Could independent battery packs be a thing of the past?
Electric cars could soon be able to store their energy within carbon-fibre body panels, enabling manufactures to conserve weight and space, according to a new study.
The paper from Chalmers University of Technology in Sweden found carbon fibres could function as battery electrodes. Because of this, the carbon-fibre structure of a car could act as a battery, holding charge for the electric motors.
A multidisciplinary team of researchers conducted the study, led by Leif Asp, professor of material and computational mechanics at Chalmers University of Technology.
The researchers compared a number of commercially-available carbon-fibres, assessing them for both relative stiffness and electrochemical properties.
The study found the stiffest forms of carbon fibre, such as the types used in aviation had poor electrochemical properties. However, the forms of carbon fibre with ‘small and poorly oriented crystals’ proved to have good electrochemical properties – enough for them to act similarly to a battery.

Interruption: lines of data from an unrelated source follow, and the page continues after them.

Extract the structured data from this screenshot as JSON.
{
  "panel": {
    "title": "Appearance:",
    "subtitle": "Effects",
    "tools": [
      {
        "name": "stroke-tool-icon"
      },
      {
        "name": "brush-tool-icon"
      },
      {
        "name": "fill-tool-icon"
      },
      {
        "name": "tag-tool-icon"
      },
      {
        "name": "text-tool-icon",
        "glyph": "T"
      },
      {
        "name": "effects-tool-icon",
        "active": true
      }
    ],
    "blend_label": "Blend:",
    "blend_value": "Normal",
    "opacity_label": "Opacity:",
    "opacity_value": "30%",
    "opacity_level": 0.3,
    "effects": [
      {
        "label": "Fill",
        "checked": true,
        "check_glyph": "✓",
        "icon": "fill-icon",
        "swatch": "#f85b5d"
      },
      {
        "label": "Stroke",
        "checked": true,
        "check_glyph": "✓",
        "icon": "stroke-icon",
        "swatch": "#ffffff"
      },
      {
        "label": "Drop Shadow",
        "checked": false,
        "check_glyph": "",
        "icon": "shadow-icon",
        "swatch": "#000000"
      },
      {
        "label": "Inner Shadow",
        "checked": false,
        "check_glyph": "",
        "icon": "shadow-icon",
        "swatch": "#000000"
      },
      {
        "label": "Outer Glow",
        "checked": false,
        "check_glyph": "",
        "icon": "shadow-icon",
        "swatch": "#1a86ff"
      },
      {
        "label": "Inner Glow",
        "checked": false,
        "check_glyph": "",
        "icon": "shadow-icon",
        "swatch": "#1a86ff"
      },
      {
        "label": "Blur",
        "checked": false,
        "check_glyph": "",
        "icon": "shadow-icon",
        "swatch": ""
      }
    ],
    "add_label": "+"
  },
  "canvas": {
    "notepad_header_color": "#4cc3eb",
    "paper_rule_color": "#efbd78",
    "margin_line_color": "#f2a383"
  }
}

Even the weakest carbon fibres tested were slightly stiffer than steel, with Asp explaining “a slight reduction in stiffness is not a problem for many applications, such as cars.
"The market is currently dominated by expensive carbon-fibre composites whose stiffness is tailored to aircraft use. There is therefore some potential here for carbon-fibre manufacturers to extend their utilisation," he explained.
“The key is to optimise vehicles at system level – based on the weight, strength, stiffness and electrochemical properties. That is something of a new way of thinking for the automotive sector, which is more used to optimising individual components.
"Structural batteries may perhaps not become as efficient as traditional batteries, but since they have a structural load-bearing capability, very large gains can be made at system level,” he continued.
The biggest hurdle in this technology making its way to production cars may well prove to be cost. Carbon-fibre is still substantially more expensive than traditional materials such as steel, and is also substantially harder to recycle.
Proving the technology's longevity over the tough life of a conventional car is another potential hurdle.
The study, which can be read in full here, was funded by the Swedish Energy Agency, the Swedish Research Council and Alistore European Research Institute.